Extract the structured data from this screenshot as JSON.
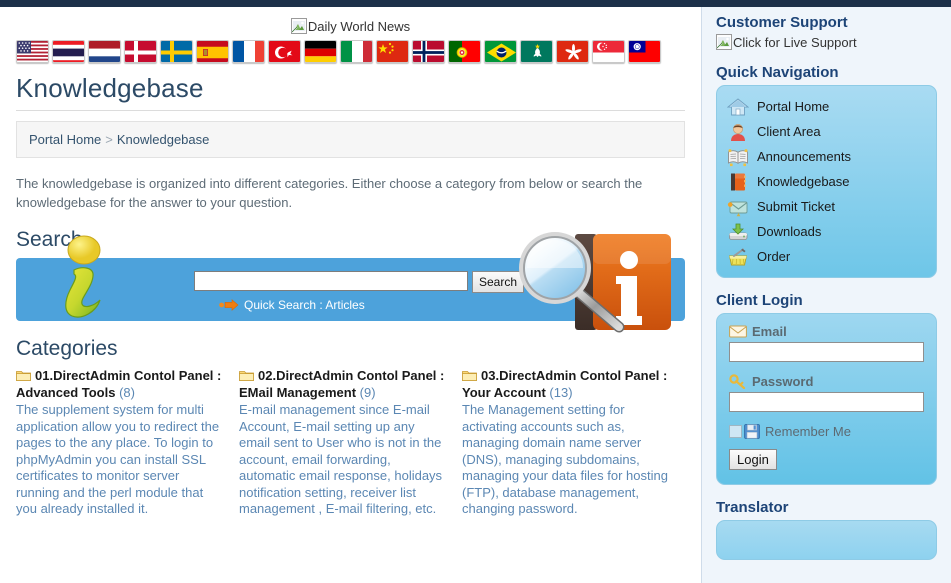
{
  "header": {
    "news_label": "Daily World News",
    "news_icon": "broken-image-icon",
    "flags": [
      {
        "name": "flag-usa",
        "title": "United States"
      },
      {
        "name": "flag-thailand",
        "title": "Thailand"
      },
      {
        "name": "flag-netherlands",
        "title": "Netherlands"
      },
      {
        "name": "flag-denmark",
        "title": "Denmark"
      },
      {
        "name": "flag-sweden",
        "title": "Sweden"
      },
      {
        "name": "flag-spain",
        "title": "Spain"
      },
      {
        "name": "flag-france",
        "title": "France"
      },
      {
        "name": "flag-turkey",
        "title": "Turkey"
      },
      {
        "name": "flag-germany",
        "title": "Germany"
      },
      {
        "name": "flag-italy",
        "title": "Italy"
      },
      {
        "name": "flag-china",
        "title": "China"
      },
      {
        "name": "flag-norway",
        "title": "Norway"
      },
      {
        "name": "flag-portugal",
        "title": "Portugal"
      },
      {
        "name": "flag-brazil",
        "title": "Brazil"
      },
      {
        "name": "flag-macau",
        "title": "Macau"
      },
      {
        "name": "flag-hongkong",
        "title": "Hong Kong"
      },
      {
        "name": "flag-singapore",
        "title": "Singapore"
      },
      {
        "name": "flag-taiwan",
        "title": "Taiwan"
      }
    ]
  },
  "page": {
    "title": "Knowledgebase",
    "breadcrumb": {
      "home": "Portal Home",
      "separator": ">",
      "current": "Knowledgebase"
    },
    "intro": "The knowledgebase is organized into different categories. Either choose a category from below or search the knowledgebase for the answer to your question."
  },
  "search": {
    "heading": "Search",
    "input_value": "",
    "input_placeholder": "",
    "button_label": "Search",
    "quick_search_label": "Quick Search : Articles"
  },
  "categories": {
    "heading": "Categories",
    "items": [
      {
        "title": "01.DirectAdmin Contol Panel : Advanced Tools",
        "count": "(8)",
        "description": "The supplement system for multi application allow you to redirect the pages to the any place. To login to phpMyAdmin you can install SSL certificates to monitor server running and the perl module that you already installed it."
      },
      {
        "title": "02.DirectAdmin Contol Panel : EMail Management",
        "count": "(9)",
        "description": "E-mail management since E-mail Account, E-mail setting up any email sent to User who is not in the account, email forwarding, automatic email response, holidays notification setting, receiver list management , E-mail filtering, etc."
      },
      {
        "title": "03.DirectAdmin Contol Panel : Your Account",
        "count": "(13)",
        "description": "The Management setting for activating accounts such as, managing domain name server (DNS), managing subdomains, managing your data files for hosting (FTP), database management, changing password."
      }
    ]
  },
  "sidebar": {
    "customer_support_heading": "Customer Support",
    "live_support_label": "Click for Live Support",
    "live_support_icon": "broken-image-icon",
    "quick_navigation_heading": "Quick Navigation",
    "nav_items": [
      {
        "label": "Portal Home",
        "icon": "house-icon"
      },
      {
        "label": "Client Area",
        "icon": "user-icon"
      },
      {
        "label": "Announcements",
        "icon": "newspaper-icon"
      },
      {
        "label": "Knowledgebase",
        "icon": "book-icon"
      },
      {
        "label": "Submit Ticket",
        "icon": "envelope-icon"
      },
      {
        "label": "Downloads",
        "icon": "download-drive-icon"
      },
      {
        "label": "Order",
        "icon": "shopping-basket-icon"
      }
    ],
    "client_login": {
      "heading": "Client Login",
      "email_label": "Email",
      "email_icon": "envelope-icon",
      "email_value": "",
      "password_label": "Password",
      "password_icon": "key-icon",
      "password_value": "",
      "remember_label": "Remember Me",
      "remember_icon": "floppy-disk-icon",
      "remember_checked": false,
      "login_button": "Login"
    },
    "translator_heading": "Translator"
  },
  "colors": {
    "accent_blue": "#4da2db",
    "panel_blue": "#6ec6e8",
    "sidebar_bg": "#eff5fb",
    "heading_navy": "#1d4477",
    "link_blue": "#5b87b3",
    "topstrip": "#1d3049"
  }
}
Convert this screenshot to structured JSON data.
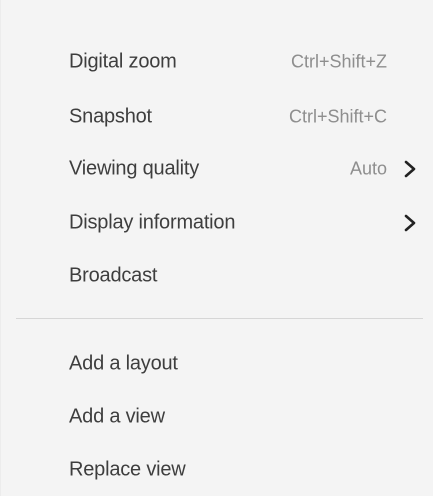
{
  "menu": {
    "items": [
      {
        "label": "Digital zoom",
        "shortcut": "Ctrl+Shift+Z"
      },
      {
        "label": "Snapshot",
        "shortcut": "Ctrl+Shift+C"
      },
      {
        "label": "Viewing quality",
        "value": "Auto",
        "submenu_icon": "chevron-right-icon"
      },
      {
        "label": "Display information",
        "submenu_icon": "chevron-right-icon"
      },
      {
        "label": "Broadcast"
      }
    ],
    "secondary_items": [
      {
        "label": "Add a layout"
      },
      {
        "label": "Add a view"
      },
      {
        "label": "Replace view"
      }
    ]
  }
}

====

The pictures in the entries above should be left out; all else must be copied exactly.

Extract the structured data from this screenshot as JSON.
{
  "header": {
    "news_label": "Daily World News",
    "news_icon": "broken-image-icon",
    "flags": [
      {
        "name": "flag-usa",
        "title": "United States"
      },
      {
        "name": "flag-thailand",
        "title": "Thailand"
      },
      {
        "name": "flag-netherlands",
        "title": "Netherlands"
      },
      {
        "name": "flag-denmark",
        "title": "Denmark"
      },
      {
        "name": "flag-sweden",
        "title": "Sweden"
      },
      {
        "name": "flag-spain",
        "title": "Spain"
      },
      {
        "name": "flag-france",
        "title": "France"
      },
      {
        "name": "flag-turkey",
        "title": "Turkey"
      },
      {
        "name": "flag-germany",
        "title": "Germany"
      },
      {
        "name": "flag-italy",
        "title": "Italy"
      },
      {
        "name": "flag-china",
        "title": "China"
      },
      {
        "name": "flag-norway",
        "title": "Norway"
      },
      {
        "name": "flag-portugal",
        "title": "Portugal"
      },
      {
        "name": "flag-brazil",
        "title": "Brazil"
      },
      {
        "name": "flag-macau",
        "title": "Macau"
      },
      {
        "name": "flag-hongkong",
        "title": "Hong Kong"
      },
      {
        "name": "flag-singapore",
        "title": "Singapore"
      },
      {
        "name": "flag-taiwan",
        "title": "Taiwan"
      }
    ]
  },
  "page": {
    "title": "Knowledgebase",
    "breadcrumb": {
      "home": "Portal Home",
      "separator": ">",
      "current": "Knowledgebase"
    },
    "intro": "The knowledgebase is organized into different categories. Either choose a category from below or search the knowledgebase for the answer to your question."
  },
  "search": {
    "heading": "Search",
    "input_value": "",
    "input_placeholder": "",
    "button_label": "Search",
    "quick_search_label": "Quick Search : Articles"
  },
  "categories": {
    "heading": "Categories",
    "items": [
      {
        "title": "01.DirectAdmin Contol Panel : Advanced Tools",
        "count": "(8)",
        "description": "The supplement system for multi application allow you to redirect the pages to the any place. To login to phpMyAdmin you can install SSL certificates to monitor server running and the perl module that you already installed it."
      },
      {
        "title": "02.DirectAdmin Contol Panel : EMail Management",
        "count": "(9)",
        "description": "E-mail management since E-mail Account, E-mail setting up any email sent to User who is not in the account, email forwarding, automatic email response, holidays notification setting, receiver list management , E-mail filtering, etc."
      },
      {
        "title": "03.DirectAdmin Contol Panel : Your Account",
        "count": "(13)",
        "description": "The Management setting for activating accounts such as, managing domain name server (DNS), managing subdomains, managing your data files for hosting (FTP), database management, changing password."
      }
    ]
  },
  "sidebar": {
    "customer_support_heading": "Customer Support",
    "live_support_label": "Click for Live Support",
    "live_support_icon": "broken-image-icon",
    "quick_navigation_heading": "Quick Navigation",
    "nav_items": [
      {
        "label": "Portal Home",
        "icon": "house-icon"
      },
      {
        "label": "Client Area",
        "icon": "user-icon"
      },
      {
        "label": "Announcements",
        "icon": "newspaper-icon"
      },
      {
        "label": "Knowledgebase",
        "icon": "book-icon"
      },
      {
        "label": "Submit Ticket",
        "icon": "envelope-icon"
      },
      {
        "label": "Downloads",
        "icon": "download-drive-icon"
      },
      {
        "label": "Order",
        "icon": "shopping-basket-icon"
      }
    ],
    "client_login": {
      "heading": "Client Login",
      "email_label": "Email",
      "email_icon": "envelope-icon",
      "email_value": "",
      "password_label": "Password",
      "password_icon": "key-icon",
      "password_value": "",
      "remember_label": "Remember Me",
      "remember_icon": "floppy-disk-icon",
      "remember_checked": false,
      "login_button": "Login"
    },
    "translator_heading": "Translator"
  },
  "colors": {
    "accent_blue": "#4da2db",
    "panel_blue": "#6ec6e8",
    "sidebar_bg": "#eff5fb",
    "heading_navy": "#1d4477",
    "link_blue": "#5b87b3",
    "topstrip": "#1d3049"
  }
}
Convert this screenshot to structured JSON data.
{
  "menu": {
    "items": [
      {
        "label": "Digital zoom",
        "shortcut": "Ctrl+Shift+Z"
      },
      {
        "label": "Snapshot",
        "shortcut": "Ctrl+Shift+C"
      },
      {
        "label": "Viewing quality",
        "value": "Auto",
        "submenu_icon": "chevron-right-icon"
      },
      {
        "label": "Display information",
        "submenu_icon": "chevron-right-icon"
      },
      {
        "label": "Broadcast"
      }
    ],
    "secondary_items": [
      {
        "label": "Add a layout"
      },
      {
        "label": "Add a view"
      },
      {
        "label": "Replace view"
      }
    ]
  }
}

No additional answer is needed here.